Dog fighting on the rise, Royal Veterinary College report suggests
Dog fighting is on the rise, with nearly one in six vets treating animals wounded taking part in the illegal activity, a new report suggests.
The Royal Veterinary College has warned the scale of the practice may be far more widespread than previously thought.
A UK-wide survey found that 15 per cent of vets or veterinary nurses said they believed they had treated at least one dog injured in illegal fighting in the past 12 months.
However, the report wants that concerns routinely go unreported for fear of breaking confidentiality with customers.
It follows figures from the RSPCA of more than 4,800 reports of organised dog fighting between 2006 and 2015.
There were 137 convictions for dog-fighting related offences over that period.
Dr Siobhan Abeyesinghe, Co-Author of the report and Senior Lecturer in Animal
Behaviour and Welfare Science at the RVC, said: “This study has revealed that a small, but significant, population of dogs seen by veterinary professionals is still suspected of involvement in dog fighting, despite it being illegal for nearly 200 years.
The study is the first analysis of the experiences of vets and veterinary nurses.

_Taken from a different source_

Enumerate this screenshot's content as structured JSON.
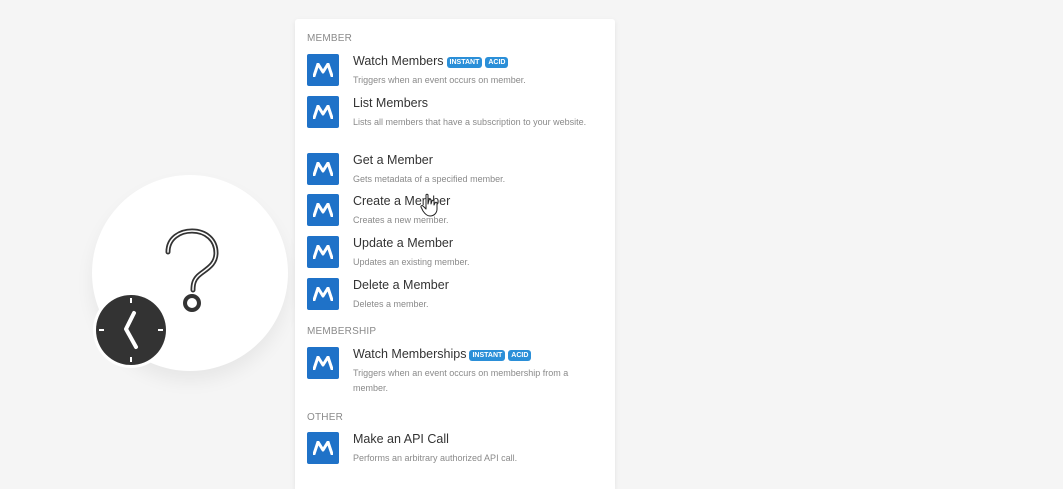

It found that even when staff suspect organised dog fighting, they often do no not report it because they do not know hot to go about it, or they are reluctant to report on their client.
Dr Abeyesinghe said: “The veterinary team are on the front line and have a key role to play in eradicating this practice, but we believe that there are many barriers that need to be addressed in order to enable their contribution.
“We would encourage any veterinary professionals to alert the relevant authorities to any cases of suspected involvement in dog fighting.”